In this post, we’re going to share six practical ways you can take control and get back in the swing of your sex life.
What Is Premature Ovarian Insufficiency?
Premature ovarian insufficiency (also known as premature ovarian failure) happens when someone’s ovaries stop working before they are 40 (1).
The Daisy Network states that approximately one in every 100 women under the age of 40, one in 1,000 women under 30, and one in 10,000 under 20, experience POI (2).
How Does Premature Ovarian Insufficiency Affect Your Sex Drive?
Some people who experience POI may experience a dip in their sex drive. This happens because the ovaries no longer produce the typical amounts of the hormone estrogen. Lower levels of estrogen can also cause a drop in blood supply to the vagina. This can affect vaginal lubrication, meaning that sex can become uncomfortable and even painful for some.

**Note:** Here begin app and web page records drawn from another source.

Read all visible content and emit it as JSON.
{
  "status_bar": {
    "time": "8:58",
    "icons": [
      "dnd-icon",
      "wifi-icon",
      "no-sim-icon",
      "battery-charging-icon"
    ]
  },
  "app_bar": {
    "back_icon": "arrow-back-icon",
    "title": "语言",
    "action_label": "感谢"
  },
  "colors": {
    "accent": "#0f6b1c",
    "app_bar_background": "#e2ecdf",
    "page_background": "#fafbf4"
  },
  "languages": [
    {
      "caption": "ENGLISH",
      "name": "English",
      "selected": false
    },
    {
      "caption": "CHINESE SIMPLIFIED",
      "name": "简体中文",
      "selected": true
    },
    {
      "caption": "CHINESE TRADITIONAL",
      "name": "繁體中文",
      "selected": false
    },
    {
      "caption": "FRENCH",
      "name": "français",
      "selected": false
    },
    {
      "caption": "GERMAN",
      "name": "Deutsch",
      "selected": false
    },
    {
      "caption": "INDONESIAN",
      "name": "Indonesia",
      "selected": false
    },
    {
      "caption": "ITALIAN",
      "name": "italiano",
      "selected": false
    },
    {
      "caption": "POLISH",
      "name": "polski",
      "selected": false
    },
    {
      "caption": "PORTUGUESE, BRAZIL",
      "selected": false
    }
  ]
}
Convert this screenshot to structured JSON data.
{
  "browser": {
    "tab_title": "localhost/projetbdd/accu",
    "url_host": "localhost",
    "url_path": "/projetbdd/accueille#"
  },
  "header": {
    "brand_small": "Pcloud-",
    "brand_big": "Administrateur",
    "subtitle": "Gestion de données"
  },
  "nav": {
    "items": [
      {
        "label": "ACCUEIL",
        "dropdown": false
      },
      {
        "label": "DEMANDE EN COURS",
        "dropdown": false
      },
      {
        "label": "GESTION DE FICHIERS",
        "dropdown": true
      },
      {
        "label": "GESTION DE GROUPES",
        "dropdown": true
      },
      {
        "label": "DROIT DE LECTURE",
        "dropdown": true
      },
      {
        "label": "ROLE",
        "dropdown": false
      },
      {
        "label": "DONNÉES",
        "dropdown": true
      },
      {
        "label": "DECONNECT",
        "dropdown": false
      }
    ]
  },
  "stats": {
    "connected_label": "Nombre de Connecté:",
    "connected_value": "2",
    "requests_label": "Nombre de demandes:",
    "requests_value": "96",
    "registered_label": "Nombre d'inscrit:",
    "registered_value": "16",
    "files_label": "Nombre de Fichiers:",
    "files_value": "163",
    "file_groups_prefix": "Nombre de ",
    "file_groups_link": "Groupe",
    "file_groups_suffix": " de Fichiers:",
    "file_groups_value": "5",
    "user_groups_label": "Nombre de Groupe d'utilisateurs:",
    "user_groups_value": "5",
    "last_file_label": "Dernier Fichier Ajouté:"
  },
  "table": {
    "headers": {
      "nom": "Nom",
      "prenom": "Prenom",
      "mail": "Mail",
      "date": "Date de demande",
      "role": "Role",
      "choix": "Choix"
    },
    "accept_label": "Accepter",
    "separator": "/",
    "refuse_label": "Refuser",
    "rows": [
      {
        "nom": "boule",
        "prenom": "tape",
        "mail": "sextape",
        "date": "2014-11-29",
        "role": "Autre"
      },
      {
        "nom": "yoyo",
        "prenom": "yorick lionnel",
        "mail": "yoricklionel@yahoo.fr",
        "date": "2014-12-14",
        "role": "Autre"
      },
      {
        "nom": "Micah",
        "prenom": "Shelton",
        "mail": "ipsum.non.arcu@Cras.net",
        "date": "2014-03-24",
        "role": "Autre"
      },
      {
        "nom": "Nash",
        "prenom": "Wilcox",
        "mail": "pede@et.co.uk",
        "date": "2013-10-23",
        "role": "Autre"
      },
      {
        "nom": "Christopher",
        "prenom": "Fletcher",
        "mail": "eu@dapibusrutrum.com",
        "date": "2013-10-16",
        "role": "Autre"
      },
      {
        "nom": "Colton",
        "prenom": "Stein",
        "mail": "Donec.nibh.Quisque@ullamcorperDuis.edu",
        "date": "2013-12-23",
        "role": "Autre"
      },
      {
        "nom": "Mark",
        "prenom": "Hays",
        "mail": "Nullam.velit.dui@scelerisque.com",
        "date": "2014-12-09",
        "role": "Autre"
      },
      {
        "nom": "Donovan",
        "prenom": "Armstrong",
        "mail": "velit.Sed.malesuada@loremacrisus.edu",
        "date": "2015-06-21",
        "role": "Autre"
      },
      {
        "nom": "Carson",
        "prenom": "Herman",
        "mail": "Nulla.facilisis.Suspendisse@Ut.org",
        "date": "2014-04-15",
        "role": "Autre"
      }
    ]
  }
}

It can also be harder to become aroused if the sensation of touch is reduced—making it harder to orgasm.
Struggling with the desire to want to have sex, or being able to enjoy sex, can become a constant reality. And for some this can be upsetting and feelings of shame, doubt, and disappointment can creep in.
So let’s take a look at what you can do to lift your libido and enjoy sex…
How To Boost Your Sex Life
1. Lube Up
POI can cause the lining of the vagina to become thin and dry, which can lead to painful sex. Using lubrication can reduce friction and make foreplay and sex more comfortable. It’s recommended that you use a water-soluble lubricant, such as Wylde One by Into the Wylde. Your doctor can also prescribe creams or moisturisers to stop your vagina from feeling dry. Vaginal estrogen can also be inserted into your vagina. And if you feel particularly uncomfortable in a position, dust off that kama sutra book and try switching it up.
2. Get Enough Estrogen
Taking Hormone Replacement Tablets (HRT) can help to restore the balance of estrogen. This may help to improve your sex drive. HRT may also help with a dry vagina and other POI symptoms (3). There are various ways to take estrogen, e.g. via a tablet, creams, and a patch. Play around and see which works best for you.
3. Consider a Testosterone Replacement
People who have POI tend to have lower levels of testosterone than those who don’t have POI. So taking testosterone may help to increase low libido and raise energy levels. Testosterone treatment isn’t always something your GP may be able to prescribe, so it may be a trip to see a hospital specialist.
4. Sex Toys and Foreplay
Sex toys, such as vibrators, can help increase sensations and lead to a more intense and satisfying orgasm. Using erotic books or visual materials can help you get in the mood. Foreplay and massage are also great ways to connect with your partner, bump up the intimacy, and ease you into sex.
And who said you need a partner? If you want to explore your body and get to know what turns you on—go for it.
5. Let’s Talk About Sex, Baby
Talking to your partner can help to remove any worries or anxieties you may have around sex and being intimate. Getting on the same page can help your partner to understand your thoughts and can guide them when pleasuring you. And of course, if you need support, there are counsellors you can turn to, whether you want to chat on your own or with your partner.
6. Connect with others
Reaching out to other people with POI can help reduce feelings of loneliness. Having access to groups, social media pages, websites, and reading books that answer your questions can be helpful. Here are a handful of places you can start:
The Bottom Line
Being diagnosed with POI can be a devastating shock. Experiencing a low sex drive or difficulties enjoying sex can lead to feelings of shame, frustration, and embarrassment. It’s important to remember that none of this is your fault and there are things you can do to take control and enjoy a long and healthy sex life. Enjoy!
Side note: always get advice from your doctor if you’re considering hormone treatments or the use of vaginal creams or devices.
- MedlinePlus. Primary ovarian insufficiency. Reviewed June 2016.
- The Daisy Network. What is POI?. Accessed January 2022.
- Hormone Health. Premature Ovarian Insufficiency. Accessed January 2022.
Author: Rebekah Louise is a health and femtech writer for hire. She has a passion to empower, support, and inform people about women’s health through her writing. You can find Rebekah over on her website and on LinkedIn.